Car dealerships' service departments are making strides in customer satisfaction according to the latest J.D. Power and Associates Customer Service Index survey.
More than two-thirds of the 37 brands in the index improved significantly from last year. The industry's overall average increased from 876 to 882 (out of 1,000) after staying flat since 2005.
The 2008 Customer Service Index gauges the satisfaction level of vehicle owners who visit a dealership for maintenance or repair work during the first three years of ownership of a new vehicle, which is a typical warranty period.
Customers that go in for routine maintenance are more likely to be satisfied (894) than those who visit the dealership for repair work (862), according to the survey.
Satisfaction with repair work, though, jumped nine points over last year despite the fact that the proportion of consumers visiting a dealership for repair work declined to historic a historic low — 35%.
J.D. Power attributes the decline in repair work visits to improved levels of vehicle quality. Also, dealerships are doing a better job of marketing to customers needing maintenance work, in order to offset declines in warranty and repair work.
The Jaguar brand earned the top score for the second year in a row at 923, followed by General Motors Corp. brands Cadillac (922) and Buick (919).
Customers like Jaguar's service initiation, service advisors and user-friendly service measures, says David Sargent, vice president-automotive research for J.D. Power.
Buick's strong showing is a result of improved vehicle quality, he says.
Buick and Jaguar have fared well in the Customer Service Index in recent years.
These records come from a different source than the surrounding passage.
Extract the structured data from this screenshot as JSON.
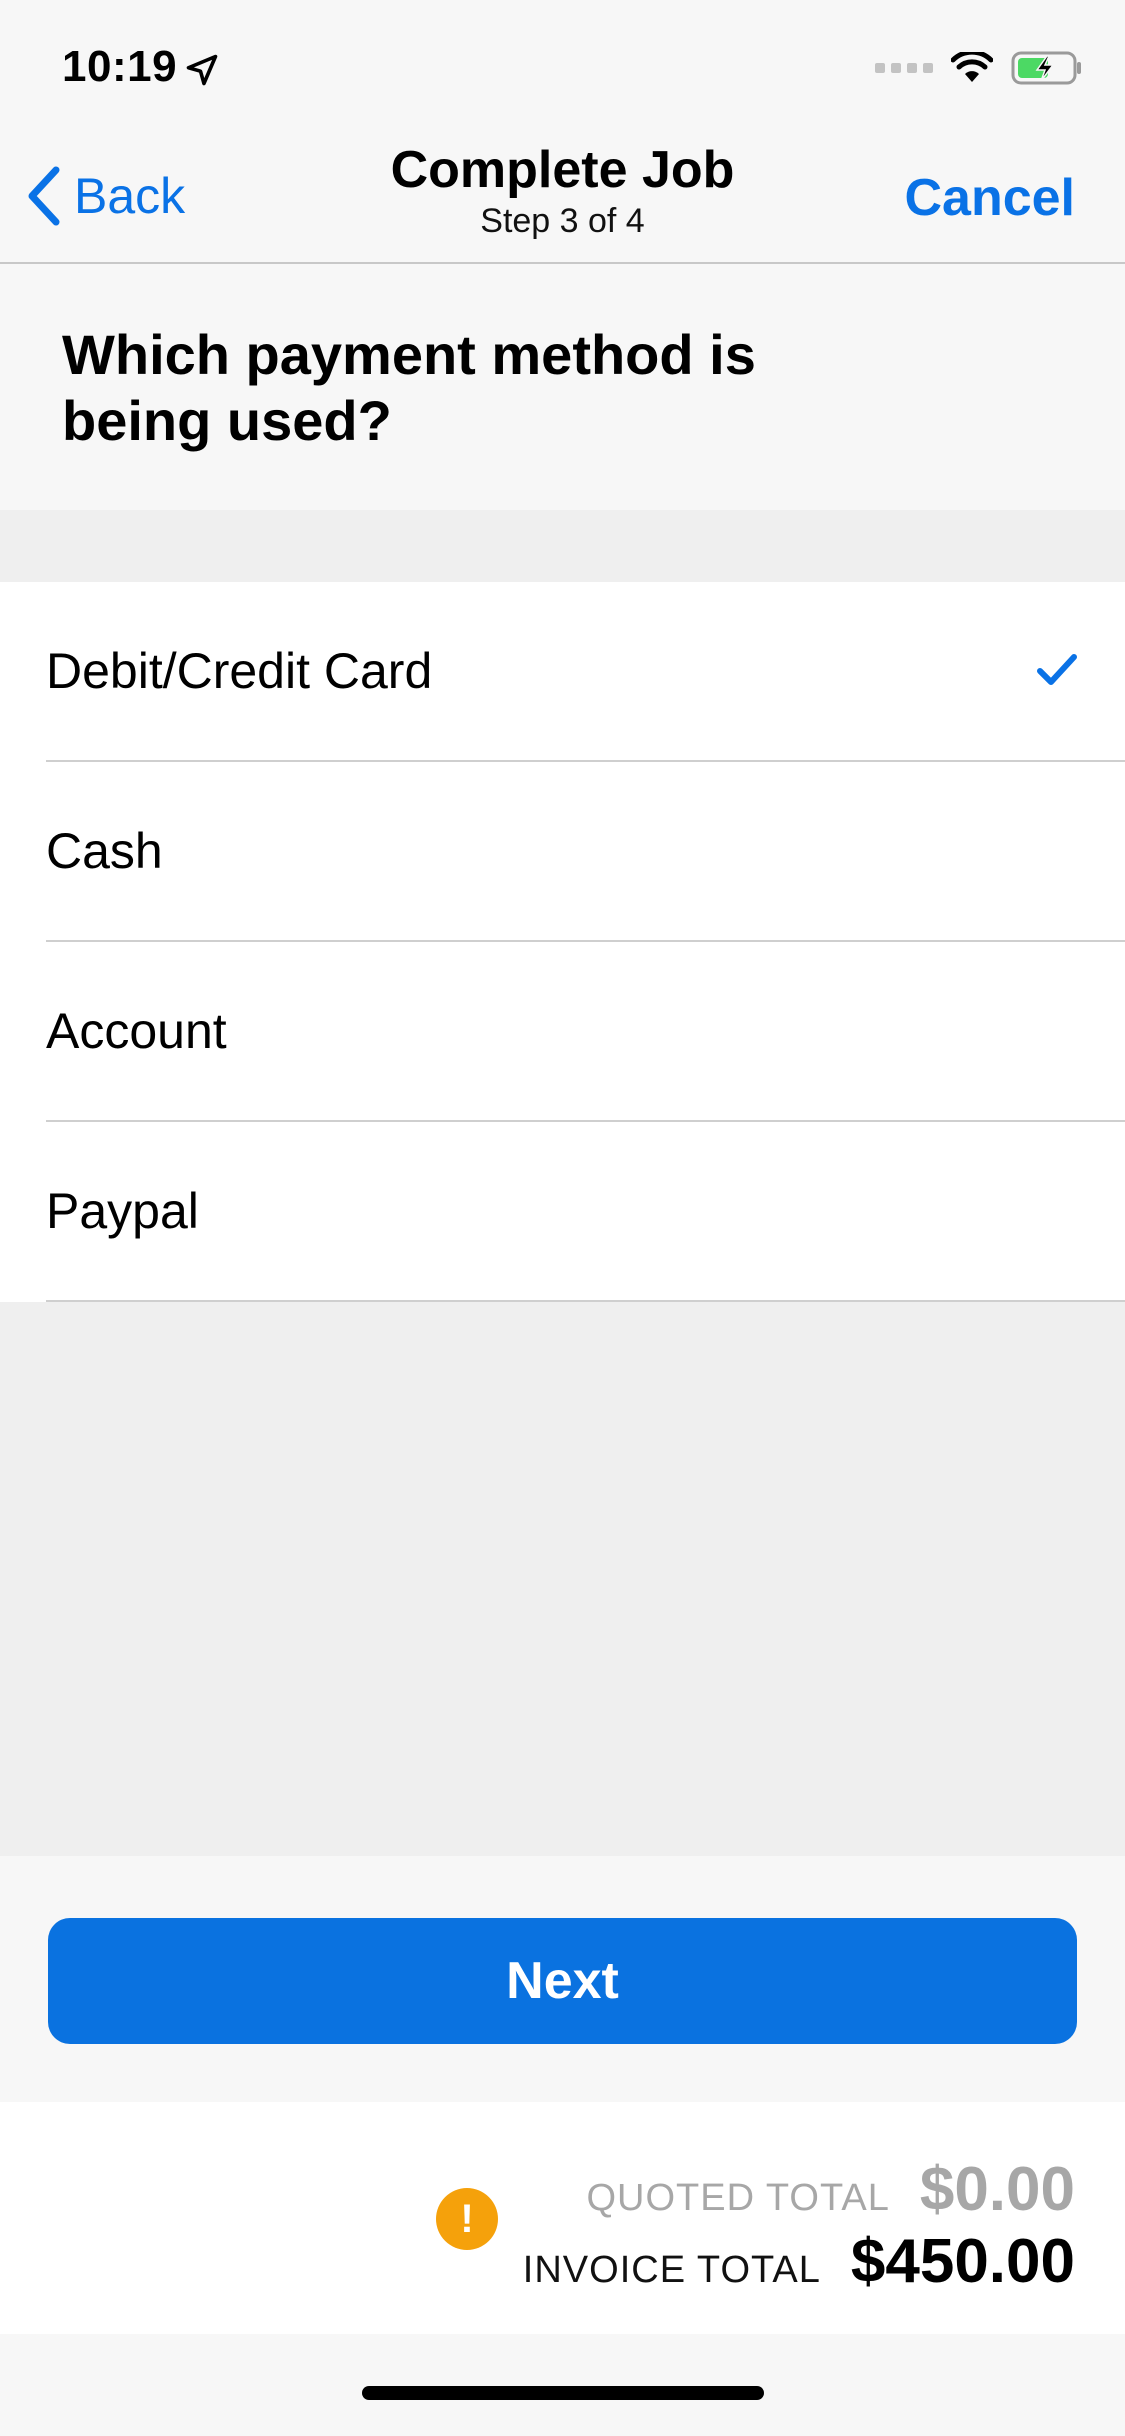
{
  "status_bar": {
    "time": "10:19",
    "icons": [
      "location-arrow-icon",
      "signal-icon",
      "wifi-icon",
      "battery-charging-icon"
    ]
  },
  "nav": {
    "back_label": "Back",
    "title": "Complete Job",
    "subtitle": "Step 3 of 4",
    "cancel_label": "Cancel"
  },
  "question": "Which payment method is being used?",
  "options": [
    {
      "label": "Debit/Credit Card",
      "selected": true
    },
    {
      "label": "Cash",
      "selected": false
    },
    {
      "label": "Account",
      "selected": false
    },
    {
      "label": "Paypal",
      "selected": false
    }
  ],
  "next_label": "Next",
  "totals": {
    "quoted_label": "QUOTED TOTAL",
    "quoted_value": "$0.00",
    "invoice_label": "INVOICE TOTAL",
    "invoice_value": "$450.00",
    "warning_icon": "warning-icon"
  },
  "colors": {
    "accent": "#0a72e6",
    "warning": "#f5a10b",
    "muted": "#a7a7a7"
  }
}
One dealer attributes it to the fact Jaguar and Buick might have more time for one-on-one interaction with customers because of anemic sales of late.
Better communication with customers also helps dealers in the study. Data show when a service department offers an explanation of charges and the necessity of the work, customer satisfaction is roughly 100 points higher on average.
According to the survey, 82% of customers say they were offered an explanation from the service department about the work performed, while 58% were given an explanation of the charges, when necessary.
Timing also is important. Customers who spoke with a service advisor immediately upon arrival report satisfaction scores averaging 224 points higher than those who had to wait more than five minutes.
Another key factor is whether the dealership takes time to deliver a clean vehicle following the service appointment. If a vehicle is returned cleaner than it was originally, satisfaction scores climb, on average, 48 points. On the other hand, if a vehicle is returned less clean, satisfaction drops 202 points.
The study also shows online scheduling interest still is low. Only 5% of customers surveyed say they intend to schedule service appointments through the Web. One percent do so.
The majority of customers — 74% — prefer to use the phone to schedule work while 25% just visit the dealership without an appointment.